*The task*
Below are the records; repeat them in full, exactly.

*Material provided*
⟨
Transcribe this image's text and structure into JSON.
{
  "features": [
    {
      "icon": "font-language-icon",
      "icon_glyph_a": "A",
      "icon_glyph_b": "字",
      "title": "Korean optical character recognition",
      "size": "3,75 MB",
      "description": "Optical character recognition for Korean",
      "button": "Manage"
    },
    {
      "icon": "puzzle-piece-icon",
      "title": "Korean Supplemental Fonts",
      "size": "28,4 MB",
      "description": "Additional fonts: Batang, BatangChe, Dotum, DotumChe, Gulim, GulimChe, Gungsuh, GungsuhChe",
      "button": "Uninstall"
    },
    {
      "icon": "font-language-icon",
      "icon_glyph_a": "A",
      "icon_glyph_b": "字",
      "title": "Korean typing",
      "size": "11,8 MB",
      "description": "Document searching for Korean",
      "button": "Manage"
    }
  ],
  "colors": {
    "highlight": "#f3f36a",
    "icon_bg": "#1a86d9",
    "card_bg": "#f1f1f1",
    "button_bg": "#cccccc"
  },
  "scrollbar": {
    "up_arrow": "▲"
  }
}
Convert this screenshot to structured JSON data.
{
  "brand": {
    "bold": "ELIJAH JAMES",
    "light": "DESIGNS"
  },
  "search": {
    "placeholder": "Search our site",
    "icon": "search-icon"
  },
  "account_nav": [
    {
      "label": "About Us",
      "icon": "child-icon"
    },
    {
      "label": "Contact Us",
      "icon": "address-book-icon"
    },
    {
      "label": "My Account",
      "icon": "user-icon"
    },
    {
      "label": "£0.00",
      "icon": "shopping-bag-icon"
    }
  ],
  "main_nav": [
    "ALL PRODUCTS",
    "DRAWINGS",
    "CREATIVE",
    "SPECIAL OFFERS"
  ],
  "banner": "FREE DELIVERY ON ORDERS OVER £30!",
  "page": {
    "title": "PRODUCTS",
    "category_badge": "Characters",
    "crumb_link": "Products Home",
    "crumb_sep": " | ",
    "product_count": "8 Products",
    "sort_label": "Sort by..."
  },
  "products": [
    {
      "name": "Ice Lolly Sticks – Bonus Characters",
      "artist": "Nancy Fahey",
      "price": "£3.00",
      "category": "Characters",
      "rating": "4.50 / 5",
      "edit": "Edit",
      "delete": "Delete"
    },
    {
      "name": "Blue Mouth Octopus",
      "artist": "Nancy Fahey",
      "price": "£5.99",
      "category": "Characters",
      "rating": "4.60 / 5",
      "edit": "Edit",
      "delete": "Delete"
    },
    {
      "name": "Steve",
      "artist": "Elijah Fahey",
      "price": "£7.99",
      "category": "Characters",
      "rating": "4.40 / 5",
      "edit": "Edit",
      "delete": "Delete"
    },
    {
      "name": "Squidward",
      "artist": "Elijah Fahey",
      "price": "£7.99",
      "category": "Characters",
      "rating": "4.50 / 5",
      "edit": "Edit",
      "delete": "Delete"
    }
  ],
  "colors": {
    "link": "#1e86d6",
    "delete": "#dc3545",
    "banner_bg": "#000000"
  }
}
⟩
*Task output*
Transcribe this image's text and structure into JSON.
{
  "features": [
    {
      "icon": "font-language-icon",
      "icon_glyph_a": "A",
      "icon_glyph_b": "字",
      "title": "Korean optical character recognition",
      "size": "3,75 MB",
      "description": "Optical character recognition for Korean",
      "button": "Manage"
    },
    {
      "icon": "puzzle-piece-icon",
      "title": "Korean Supplemental Fonts",
      "size": "28,4 MB",
      "description": "Additional fonts: Batang, BatangChe, Dotum, DotumChe, Gulim, GulimChe, Gungsuh, GungsuhChe",
      "button": "Uninstall"
    },
    {
      "icon": "font-language-icon",
      "icon_glyph_a": "A",
      "icon_glyph_b": "字",
      "title": "Korean typing",
      "size": "11,8 MB",
      "description": "Document searching for Korean",
      "button": "Manage"
    }
  ],
  "colors": {
    "highlight": "#f3f36a",
    "icon_bg": "#1a86d9",
    "card_bg": "#f1f1f1",
    "button_bg": "#cccccc"
  },
  "scrollbar": {
    "up_arrow": "▲"
  }
}
Convert this screenshot to structured JSON data.
{
  "brand": {
    "bold": "ELIJAH JAMES",
    "light": "DESIGNS"
  },
  "search": {
    "placeholder": "Search our site",
    "icon": "search-icon"
  },
  "account_nav": [
    {
      "label": "About Us",
      "icon": "child-icon"
    },
    {
      "label": "Contact Us",
      "icon": "address-book-icon"
    },
    {
      "label": "My Account",
      "icon": "user-icon"
    },
    {
      "label": "£0.00",
      "icon": "shopping-bag-icon"
    }
  ],
  "main_nav": [
    "ALL PRODUCTS",
    "DRAWINGS",
    "CREATIVE",
    "SPECIAL OFFERS"
  ],
  "banner": "FREE DELIVERY ON ORDERS OVER £30!",
  "page": {
    "title": "PRODUCTS",
    "category_badge": "Characters",
    "crumb_link": "Products Home",
    "crumb_sep": " | ",
    "product_count": "8 Products",
    "sort_label": "Sort by..."
  },
  "products": [
    {
      "name": "Ice Lolly Sticks – Bonus Characters",
      "artist": "Nancy Fahey",
      "price": "£3.00",
      "category": "Characters",
      "rating": "4.50 / 5",
      "edit": "Edit",
      "delete": "Delete"
    },
    {
      "name": "Blue Mouth Octopus",
      "artist": "Nancy Fahey",
      "price": "£5.99",
      "category": "Characters",
      "rating": "4.60 / 5",
      "edit": "Edit",
      "delete": "Delete"
    },
    {
      "name": "Steve",
      "artist": "Elijah Fahey",
      "price": "£7.99",
      "category": "Characters",
      "rating": "4.40 / 5",
      "edit": "Edit",
      "delete": "Delete"
    },
    {
      "name": "Squidward",
      "artist": "Elijah Fahey",
      "price": "£7.99",
      "category": "Characters",
      "rating": "4.50 / 5",
      "edit": "Edit",
      "delete": "Delete"
    }
  ],
  "colors": {
    "link": "#1e86d6",
    "delete": "#dc3545",
    "banner_bg": "#000000"
  }
}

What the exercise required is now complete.